Straddling the Bosphorus, its skyline studded with domes and minarets, Istanbul is one of the truly great romantic cities. Its history tracks back from Byzantium to Constantinople to its place at the head of the Ottoman Empire. Today it hums as Turkey's cultural heart and good-time capital. In this sprawling, continent-spanning city you can tramp the streets where crusaders and janissaries once marched; admire mosques that are the most sublime architectural expressions of Islamic piety; peer into the sultan's harem; and hunt for bargains in the Kapalı Çarşı (Grand Bazaar).
This was unknown terrritory for the Pieman and a Wednesday lunchtime flight from Stansted with Turkish Airlines saw us arrive in Istanbul after dark. That evening we visited a local restaurant and sampled some good quality local fare washed down with the local EFES Pilsen. Istanbul is a sprawling mass and the following morning provided the opportunity to explore. En route to the Grand Bazaar, Ciderman and I encountered a local who exchanged pleasantries but soon made off when we told him that we did not want our shoes polished. As he fled he dropped a brush and when I called him back he insisted on cleaning my shoes free of charge. Reluctantly this took place and I offered him some money which he and his colleague (where did he come from?) deemed to be insufficient. Pieman wondered how his free shoeshine could cause such a situation and refused to pay anything.
The Bazaar is one of the largest covered markets in the world with more than 58 streets and 4000 shops, and has more than it's fair share of rubbish along side quality items. There is a sliding scale of prices depending on how much money the retailers think they can fleece you for. In Turkey this is acceptable commercial practice (and these people want EU membership - Ed) and an example of this is the box of Turkish Delight obtained for Mrs Pieman. This was bought for half the price originally quoted. The buffet breakfast at our hotel was good and substantial and Ciderman and I did not eat again until late afternoon. We opted for one of the up-market fast food type establishments, Bereket Halk Doner Restaurant and it was here that the Pieman supplemented his Lamb and Potatoes in sauce with Macaroni in Yoghurt. A pleasant combination indeed!

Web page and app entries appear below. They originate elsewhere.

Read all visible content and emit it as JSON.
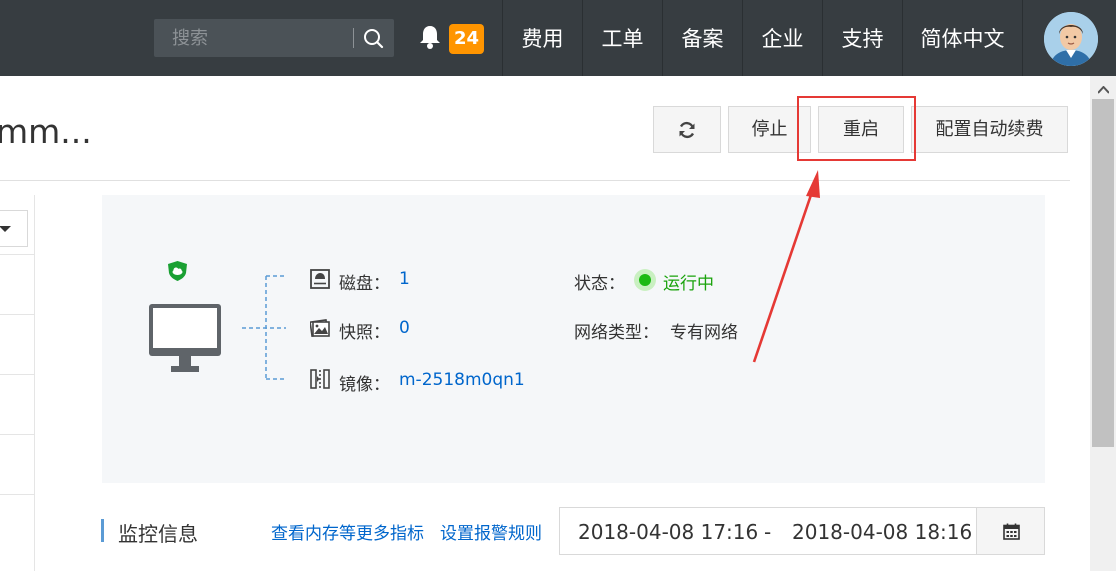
{
  "topbar": {
    "search_placeholder": "搜索",
    "notification_count": "24",
    "nav": [
      "费用",
      "工单",
      "备案",
      "企业",
      "支持",
      "简体中文"
    ]
  },
  "header": {
    "title": "mm...",
    "refresh_icon": "refresh-icon",
    "stop_label": "停止",
    "restart_label": "重启",
    "auto_renew_label": "配置自动续费"
  },
  "instance": {
    "disk_label": "磁盘：",
    "disk_value": "1",
    "snapshot_label": "快照：",
    "snapshot_value": "0",
    "image_label": "镜像：",
    "image_value": "m-2518m0qn1",
    "status_label": "状态：",
    "status_value": "运行中",
    "network_label": "网络类型：",
    "network_value": "专有网络"
  },
  "monitor": {
    "title": "监控信息",
    "link_more": "查看内存等更多指标",
    "link_alarm": "设置报警规则",
    "start_time": "2018-04-08 17:16",
    "separator": "-",
    "end_time": "2018-04-08 18:16"
  },
  "colors": {
    "topbar": "#373d41",
    "badge": "#ff9500",
    "link": "#0066cc",
    "running": "#1aa30c",
    "highlight": "#e53935"
  }
}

It was difficult to know what to expect at the stadium. Turkish fans have a reputation for their passion and it has to be said that the Besiktas crowd fully lived up to this. However, there was not a hint of unruly behaviour and their repetoire of songs, chants and collective movement was second to none in my experience. They were a true credit to their club and in the end proved to be honourable in defeat. I will not dwell on the match as other media outlets will go into detail but this was the best performance from Tottenham Hotspur so far this season and the victory was more emphatic than the 2-0 result suggests.
The 35,000 capacity BJK Inonu Stadium is located on the European side of the Bosphrus, close to the Dolmabahce Palace. The nineteenth-century palace housed the Sultan's last harem before the fall of the Empire, and was also where Ataturk, founder of the Republic, died in 1938. Simon Inglis (The Football Grounds of Europe) claims "There are few more restful spots in this bustling city, except, of course, on match days." This Pieman had entered the ground earlier in the afternoon and his linguistic skills tripped him up when he was escorted on to the roof when looking for the toilet. We believe he was mistaken for an employee of Channel 5 who were covering the match. At this time a group of people rushed into the stadium and started to clean the seats. Guess which part of the stadium they forgot to clean?
Hughes, Throp, Sheils and other devotees applaud a fine display from Tottenham Hotspur plc
On both flights to and from Stansted, we were accompanied by the Royal Philharmonic Orchestra (RPO) who were performing near the Besiktas ground on the night of the match (the Pieman accompanied by an orchestra - surely not! - Ed). This was an interesting experience, particularly as seats had to be booked for some of the instruments. On the outward flight, a retired BT employee from Walthamstow and another not retired (just very relaxed) were forced to drink vast quantities of free booze by a member of the RPO (his name was Martin Chivers!). On the return leg, The Pieman enjoyed a lengthy conversion with Francois Rive, a cellist and Barnet supporter. These flights can be tedious but a conversation which engulfed Hendon FC, Turkish Delight, Blogging, Pittsburgh Steelers, Poole Pirates Speedway, Tiger Woods and the legendary Frank Worthington, made it seem like a domestic flight. Great company - thanks Francois.
Finally - The Pieman would not be a good journalist if he did not acknowledge the sizeable charitable donation made by Rosie and Chris in Istanbul on the eve of the match. It seems they did not have enough cash on their persons and volunteered to go to the bank to make a substantial withdrawl. Well done gentlemen.
Admission: 36,00 Turkish Lira
Programme: Besiktas do not issue programmes
Gents Toilet Facilities: 3 urinals and a hole in the ground
Fare: Tram 1.3 Turkish Lira (Flat fare for public transport within the City)
Photographic Services: Peter Lee